The Mexican tremolo, or actually the MIM stock one is probably made by Ping and is rather cheap made, according to some. Sure the American Vintage series mount a better one made in house by Fender (though until some time ago they were using Gotoh bridges). The one on my Strat is obviously vintage styled, 6 screws, vintage-shaped, Fender-stamped saddles. Many agree that the best upgrade is a steel block in place of the stock zinc one. A steel block makes for a better sustain as well as a better tone.
Years after the purchase I finally decided to take the step (you have to disassemble all the saddles and then redo the intonation) and I took a block of steel made in Italy, I did not spend much. Often, as in my case, you have to buy the tremolo arm with the compatible thread, the original will rarely fit. Well, the guitar is reborn! I can feel it resonating in my arms, it never happened to me before! So I guess that’s the first thing to do if you buy a Stratocaster with a zinc block or whatever.
The stock tremolo is not that bad. A serious upgrade would be a Gotoh replacement or a Fender Pure Vintage one. Someone say it becomes another guitar altogether! The top would be a Callaham upgrade kit, but it is the most expensive replacement…
For a while have been using 6 Wilkinson replacement saddles because while attempting to set up intonation I stripped out a couple of screws. Later I installed 6 wonderful Callaham saddles and 6 plate screws. But hey were so packed together that they diverged toward the neck. Maybe they were a bit too large. I didn’t like it, so I changed them with Fender Pure Vintage saddles. Now the “Fender Patented” etchings make my guitar look even closer like the 50s vintage it is inspired to.
The MIM floating tremolo system I’ve found on this Strat has 3 springs. I added one spring to deck the tremolo to the body: some say it increases sustain. and it does not yield while bending the strings. It should also help to keep the tuning better.
The output jack
Really a minor issue: maybe Fender Mexico saved on some materials. It seems someone had some problems like background noise, unstable assemblage, etc. The standard replacement is made by Switchcraft. I did it too, since the inserted jack felt unstable. I wouldn’t urge you to do the same unless it has some problems…
Last note: American Vintage Stratocasters are sold with a tweed hardshell flight case emulating those of the 50-60s (the real ones cost like my whole guitar today). MIM reissues come with just the really comfortable Fender gig bag. It is a pleasure for day to day use and rehearsals (a flight case stresses your arm badly!). Anyway, with slightly more than 100 euros I gifted my reissue Strat with the tweed case she deserved, a perfect match to her Surf Green color.
As of now, My guitar is wonderful, sounds awesome and I’m keeping her as she is. After all, while I’m playing live, who will wonder whether my guitar is American or Mexican, what alloy are the pickups made of, or what fret gauge am I using?

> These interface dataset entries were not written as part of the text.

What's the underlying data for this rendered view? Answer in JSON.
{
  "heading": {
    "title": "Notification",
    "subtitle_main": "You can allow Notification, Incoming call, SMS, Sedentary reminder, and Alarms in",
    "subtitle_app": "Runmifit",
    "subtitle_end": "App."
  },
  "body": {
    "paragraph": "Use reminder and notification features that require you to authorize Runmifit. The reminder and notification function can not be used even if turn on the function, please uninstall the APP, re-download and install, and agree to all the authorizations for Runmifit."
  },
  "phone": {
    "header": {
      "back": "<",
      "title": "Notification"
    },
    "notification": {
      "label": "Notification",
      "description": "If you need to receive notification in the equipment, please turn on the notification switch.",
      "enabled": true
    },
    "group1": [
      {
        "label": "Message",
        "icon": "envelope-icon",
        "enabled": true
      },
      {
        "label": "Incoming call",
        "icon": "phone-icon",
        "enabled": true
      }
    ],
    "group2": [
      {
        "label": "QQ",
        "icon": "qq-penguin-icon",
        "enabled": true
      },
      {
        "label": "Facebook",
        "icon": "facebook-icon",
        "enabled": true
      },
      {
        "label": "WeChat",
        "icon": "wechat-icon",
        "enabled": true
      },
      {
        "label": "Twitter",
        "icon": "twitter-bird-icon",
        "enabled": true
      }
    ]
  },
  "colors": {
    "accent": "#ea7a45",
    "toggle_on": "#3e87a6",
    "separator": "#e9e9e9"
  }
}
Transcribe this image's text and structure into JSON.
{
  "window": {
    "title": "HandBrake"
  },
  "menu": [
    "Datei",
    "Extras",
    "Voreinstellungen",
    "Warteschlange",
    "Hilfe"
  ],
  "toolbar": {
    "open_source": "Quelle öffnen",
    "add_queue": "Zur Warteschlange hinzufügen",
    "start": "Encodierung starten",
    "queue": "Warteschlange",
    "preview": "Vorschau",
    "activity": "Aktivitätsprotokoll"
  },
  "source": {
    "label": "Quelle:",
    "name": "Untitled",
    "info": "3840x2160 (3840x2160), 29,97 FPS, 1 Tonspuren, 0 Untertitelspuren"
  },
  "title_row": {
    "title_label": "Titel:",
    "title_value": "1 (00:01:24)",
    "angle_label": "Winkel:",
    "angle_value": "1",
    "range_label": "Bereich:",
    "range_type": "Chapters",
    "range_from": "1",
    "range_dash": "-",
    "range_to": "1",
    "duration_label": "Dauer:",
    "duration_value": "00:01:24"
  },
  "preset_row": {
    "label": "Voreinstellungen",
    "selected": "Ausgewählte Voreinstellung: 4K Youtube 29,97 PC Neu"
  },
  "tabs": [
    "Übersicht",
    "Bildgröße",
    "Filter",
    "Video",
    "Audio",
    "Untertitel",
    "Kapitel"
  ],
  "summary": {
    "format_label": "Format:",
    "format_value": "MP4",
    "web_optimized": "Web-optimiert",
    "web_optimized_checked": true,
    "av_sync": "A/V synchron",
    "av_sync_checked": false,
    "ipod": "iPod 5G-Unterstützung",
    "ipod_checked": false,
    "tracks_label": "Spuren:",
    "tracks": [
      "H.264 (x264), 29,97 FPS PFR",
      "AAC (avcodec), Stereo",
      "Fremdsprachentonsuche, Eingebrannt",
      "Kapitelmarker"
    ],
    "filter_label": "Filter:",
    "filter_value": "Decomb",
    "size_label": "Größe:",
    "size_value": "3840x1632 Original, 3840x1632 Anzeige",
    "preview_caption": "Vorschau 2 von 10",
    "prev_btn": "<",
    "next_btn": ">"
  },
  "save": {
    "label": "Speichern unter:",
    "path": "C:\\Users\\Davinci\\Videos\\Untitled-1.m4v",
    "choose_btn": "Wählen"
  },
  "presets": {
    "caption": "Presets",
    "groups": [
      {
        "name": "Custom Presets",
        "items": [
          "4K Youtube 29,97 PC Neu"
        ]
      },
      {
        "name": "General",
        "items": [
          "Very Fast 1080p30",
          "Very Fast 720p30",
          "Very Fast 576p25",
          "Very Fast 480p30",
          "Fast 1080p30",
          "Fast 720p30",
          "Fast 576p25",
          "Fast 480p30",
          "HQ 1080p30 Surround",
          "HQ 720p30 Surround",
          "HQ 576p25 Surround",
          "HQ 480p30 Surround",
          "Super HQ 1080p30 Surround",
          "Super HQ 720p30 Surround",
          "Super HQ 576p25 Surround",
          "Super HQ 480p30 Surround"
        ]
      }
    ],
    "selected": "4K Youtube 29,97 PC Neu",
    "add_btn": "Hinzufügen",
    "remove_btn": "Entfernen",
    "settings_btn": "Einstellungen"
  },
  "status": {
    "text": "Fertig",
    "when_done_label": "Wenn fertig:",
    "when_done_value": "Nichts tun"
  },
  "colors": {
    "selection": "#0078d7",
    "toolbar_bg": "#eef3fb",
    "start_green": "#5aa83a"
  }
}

As saner people say, I’ve got no time to disassemble and reassemble my guitar. Better to use that time to practice. Surely it is the best upgrade to her sound…